'Crandall' Blackcurrant

CrandallHere is a stellar plant that is beautiful, fragrant, and delicious - as well as being good for the birds! 

'Crandall' Blackcurrant is woefully under-utilized, perhaps people haven't eaten a currant before or not visited the nursery when they are in bloom. But come visit in April and you will see a drift of them planted in part shade in our drought tolerant display garden; handily close enough to the rock pile for little hands to pick the fruit when they ripen in summer and beckoning you for a closer look with their clove scented, yellow blooms.

Appealing to hummingbirds and butterflies, the flowers develop into black, round fruit that are tart/sweet with a more mild currant flavor and especially high in Vitamin C. My daughter loves to pick them fresh but they can be made into preserves or baked goods or dried. The cool weather and shorter days of fall bring out gorgeous red foliage color, too.

Most currants would appreciate a spot out of extreme heat but will tolerate full sun with good water. Part shade or morning sun is ideal. They will get 4-5' tall and wide, and bear fruit on second-year growth. Currants can be drought tolerant once established and do best in a well-draining but compost-rich soil. They can be a great addition to a mixed use garden - full of edible and ornamental power!

Asian Persimmons

on Thursday, 01 March 2018. Posted in Attracts Pollinators, Fall Color, Edible, Trees, Drought Tolerant

Persimmon trees

hachiya persimmon 1Persimmons are the fruit you didn't know you needed.  So decorative!  So versatile!
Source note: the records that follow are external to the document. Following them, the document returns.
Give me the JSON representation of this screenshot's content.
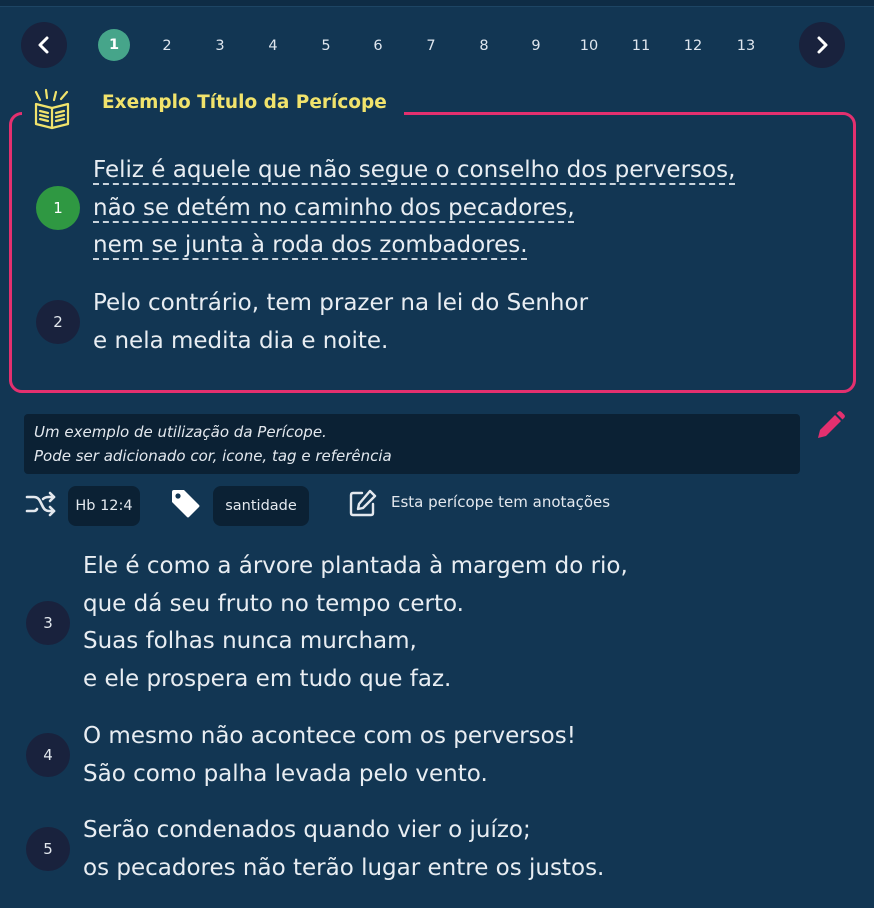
{
  "pager": {
    "pages": [
      "1",
      "2",
      "3",
      "4",
      "5",
      "6",
      "7",
      "8",
      "9",
      "10",
      "11",
      "12",
      "13"
    ],
    "active": "1"
  },
  "pericope": {
    "title": "Exemplo Título da Perícope",
    "verses": [
      {
        "num": "1",
        "lines": [
          "Feliz é aquele que não segue o conselho dos perversos,",
          "não se detém no caminho dos pecadores,",
          "nem se junta à roda dos zombadores."
        ]
      },
      {
        "num": "2",
        "lines": [
          "Pelo contrário, tem prazer na lei do Senhor",
          "e nela medita dia e noite."
        ]
      }
    ],
    "note_lines": [
      "Um exemplo de utilização da Perícope.",
      "Pode ser adicionado cor, icone, tag e referência"
    ],
    "reference": "Hb 12:4",
    "tag": "santidade",
    "annotation_text": "Esta perícope tem anotações",
    "colors": {
      "border": "#e3306f",
      "title": "#f1e36c",
      "highlight": "#2f9842"
    }
  },
  "verses": [
    {
      "num": "3",
      "lines": [
        "Ele é como a árvore plantada à margem do rio,",
        "que dá seu fruto no tempo certo.",
        "Suas folhas nunca murcham,",
        "e ele prospera em tudo que faz."
      ]
    },
    {
      "num": "4",
      "lines": [
        "O mesmo não acontece com os perversos!",
        "São como palha levada pelo vento."
      ]
    },
    {
      "num": "5",
      "lines": [
        "Serão condenados quando vier o juízo;",
        "os pecadores não terão lugar entre os justos."
      ]
    }
  ],
  "icons": {
    "prev": "chevron-left-icon",
    "next": "chevron-right-icon",
    "pericope": "scroll-icon",
    "edit": "pencil-icon",
    "crossref": "cross-reference-icon",
    "tag": "tag-icon",
    "annotation": "edit-note-icon"
  }
}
And fall color as a bonus in an edible tree.  Asian Persimmons are the main type for home gardeners to grow, even though there are American Persimmons (just not as edible).   There are astringent types (used for cooking and eaten soft and fruits have a pointed bottom), and the non-astringent types (can be eaten fresh when firm or soft and fruits have a flat bottom).  See below for the main types we carry.  The non-astringent varieties can keep for 3 weeks at room temperature while the astringent varieties need to be used right away.  Dried Persimmon is a delectable treat that can add vitamin A and C and beta ceratine to your winter days.  Persimmons can be used in baked goods and there are lots of recipes out there showing ways to use this gorgeous fruit.

 

persimmonPersimmons are self fertile so you can get away with one tree and offer vibrant orange fall color.  They are one of the last fruits to harvest in the late fall, usually October even into November.   Trees can typically get 20-25' tall and wide and are not super fast growing.  They appreciate a well draining soil and full sun.   Most Asian Persimmons are hardy to zone 7.  Plase them so you can enjoy the glowing orange pumpkin like fruit hanging from bare branches in late fall.